“That was the biggest headache,” says Yarnell’s sister, Brenda Little of Lawrence. “It’s like pulling teeth trying to find people who will answer the phone on a holiday.”
Soon, the headaches began to grow. Because of a quirk of her insurance policy, Yarnell must pay for anything needed to bring the 1920s home to code, which, with only the frame still standing, means nearly everything. A supervisor at Hallmark in Lawrence, Yarnell works full-time and maintains the farm, the completion of a longtime dream, but it’s not as though she’s rolling in grass-fed dough. So she isn’t exactly getting the home makeover of her dreams. Rather, she’s getting what she can afford and what she needs. The doors will be basic, shelving will replace her kitchen built-in cabinets, and her copper gas lines will be upgraded.
Moreover, because she needs to stay near her animals, it was necessary for her to find a way to live on the farm’s grounds. She hoped to buy a cheap camper but because of the timing — Memorial Day weekend — every camper she found was at a premium. After weeks of searching, Yarnell knocked on a neighbor’s door, introduced herself and asked to buy an off-the-market camper parked in the drive. Add it to her tab.
More painful is the fact that she was actually overinsured — just not insured for the replacement costs. Because of the age of the house and its lack of updates already, the company has told her it wouldn’t have offered her replacement costs in her policy to begin with.
“I could have had a million-dollar policy,” Yarnell says. “I could have insured the house for a $1 million dollars and it wouldn’t have mattered because I didn’t have a replacement costs declaration in my policy.”
Instead of retreating into self-pity, Yarnell decided to turn her financial pain into a clinic for other farmers. She figured that any number of other Farmers’ Market regulars probably live in the same kind of cute old houses that make perfect kindling at the hint of flame.
“I sent an e-mail and said, take a look at your policy, make sure you have replacement costs because a lot of us live in these old 1920s, 1930s-whatever farm houses that ... had hardly any codes back then,” Yarnell says. “The next Saturday after the fire, I was going to the Farmers’ Market, I’m driving down Mass. on the way, and I’m like, ‘All these old homes ...’ and if anybody doesn’t have replacement costs ...”

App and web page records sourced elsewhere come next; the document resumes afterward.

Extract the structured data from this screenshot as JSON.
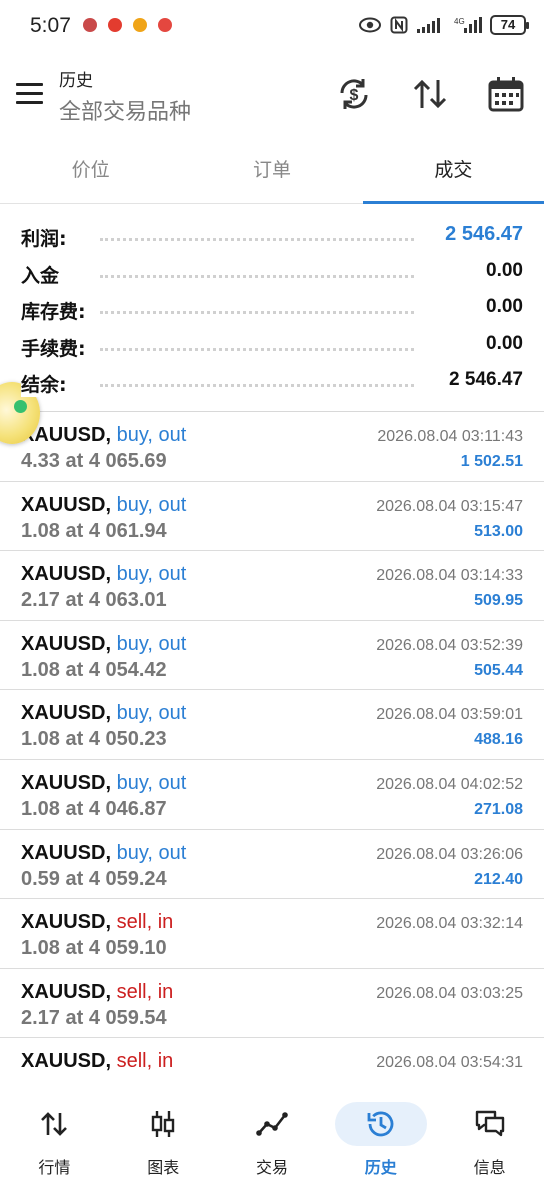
{
  "status_bar": {
    "time": "5:07",
    "battery": "74"
  },
  "header": {
    "title": "历史",
    "subtitle": "全部交易品种"
  },
  "tabs": [
    {
      "label": "价位",
      "active": false
    },
    {
      "label": "订单",
      "active": false
    },
    {
      "label": "成交",
      "active": true
    }
  ],
  "summary": [
    {
      "label": "利润:",
      "value": "2 546.47",
      "highlight": true
    },
    {
      "label": "入金",
      "value": "0.00",
      "highlight": false
    },
    {
      "label": "库存费:",
      "value": "0.00",
      "highlight": false
    },
    {
      "label": "手续费:",
      "value": "0.00",
      "highlight": false
    },
    {
      "label": "结余:",
      "value": "2 546.47",
      "highlight": false
    }
  ],
  "deals": [
    {
      "symbol": "XAUUSD,",
      "type": "buy, out",
      "side": "buy",
      "volume_price": "4.33 at 4 065.69",
      "time": "2026.08.04 03:11:43",
      "profit": "1 502.51"
    },
    {
      "symbol": "XAUUSD,",
      "type": "buy, out",
      "side": "buy",
      "volume_price": "1.08 at 4 061.94",
      "time": "2026.08.04 03:15:47",
      "profit": "513.00"
    },
    {
      "symbol": "XAUUSD,",
      "type": "buy, out",
      "side": "buy",
      "volume_price": "2.17 at 4 063.01",
      "time": "2026.08.04 03:14:33",
      "profit": "509.95"
    },
    {
      "symbol": "XAUUSD,",
      "type": "buy, out",
      "side": "buy",
      "volume_price": "1.08 at 4 054.42",
      "time": "2026.08.04 03:52:39",
      "profit": "505.44"
    },
    {
      "symbol": "XAUUSD,",
      "type": "buy, out",
      "side": "buy",
      "volume_price": "1.08 at 4 050.23",
      "time": "2026.08.04 03:59:01",
      "profit": "488.16"
    },
    {
      "symbol": "XAUUSD,",
      "type": "buy, out",
      "side": "buy",
      "volume_price": "1.08 at 4 046.87",
      "time": "2026.08.04 04:02:52",
      "profit": "271.08"
    },
    {
      "symbol": "XAUUSD,",
      "type": "buy, out",
      "side": "buy",
      "volume_price": "0.59 at 4 059.24",
      "time": "2026.08.04 03:26:06",
      "profit": "212.40"
    },
    {
      "symbol": "XAUUSD,",
      "type": "sell, in",
      "side": "sell",
      "volume_price": "1.08 at 4 059.10",
      "time": "2026.08.04 03:32:14",
      "profit": ""
    },
    {
      "symbol": "XAUUSD,",
      "type": "sell, in",
      "side": "sell",
      "volume_price": "2.17 at 4 059.54",
      "time": "2026.08.04 03:03:25",
      "profit": ""
    },
    {
      "symbol": "XAUUSD,",
      "type": "sell, in",
      "side": "sell",
      "volume_price": "",
      "time": "2026.08.04 03:54:31",
      "profit": ""
    }
  ],
  "bottom_nav": [
    {
      "label": "行情",
      "icon": "arrows-updown-icon",
      "active": false
    },
    {
      "label": "图表",
      "icon": "candlestick-icon",
      "active": false
    },
    {
      "label": "交易",
      "icon": "trade-line-icon",
      "active": false
    },
    {
      "label": "历史",
      "icon": "history-clock-icon",
      "active": true
    },
    {
      "label": "信息",
      "icon": "chat-bubbles-icon",
      "active": false
    }
  ],
  "colors": {
    "accent": "#2b7fd4",
    "sell": "#cc1f1f",
    "muted": "#777777"
  }
}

Unexpected, at least to the unassuming Yarnell, has been charity from the community. Farmers’ Market vendors have donated clothing, shoes and money, and market coordinator Tom Buller says he has been accepting donations from market vendors and anonymous folks alike.
And Yarnell’s co-workers at Hallmark have also been generous with donations and understanding — her boss, having gone through a fire himself, didn’t blink at allowing her to change to the night shift so that she could deal with insurance and code personnel during the daytime.
Even her customers are getting into the act, taking the time to ask how she’s doing, making donations and even driving up to Yarnell’s processing plant rather than having her deliver their meat. And they are learning from her as well: Customer Kris Hermanson, who was standing at Yarnell’s table when the police arrived that Saturday, continues to be impressed by Yarnell’s attitude despite such a major setback.
“How would any of us handle that situation? I am impressed that she could maintain calm during her crisis while being mindful of the people at the Farmers’ Market,” Hermanson says. “She’s a strong woman.”
To say that Yarnell feels grateful would be an understatement.
“I’ve been really, really blessed,” Yarnell says. “There’s been so many people who say, ‘You know, there’s a silver lining there somewhere, Debbie,’ and I truly believe that. I really do. I do believe that things happen for a reason. I don’t know what that reason is today, but in time, I’ll realize why it happened.”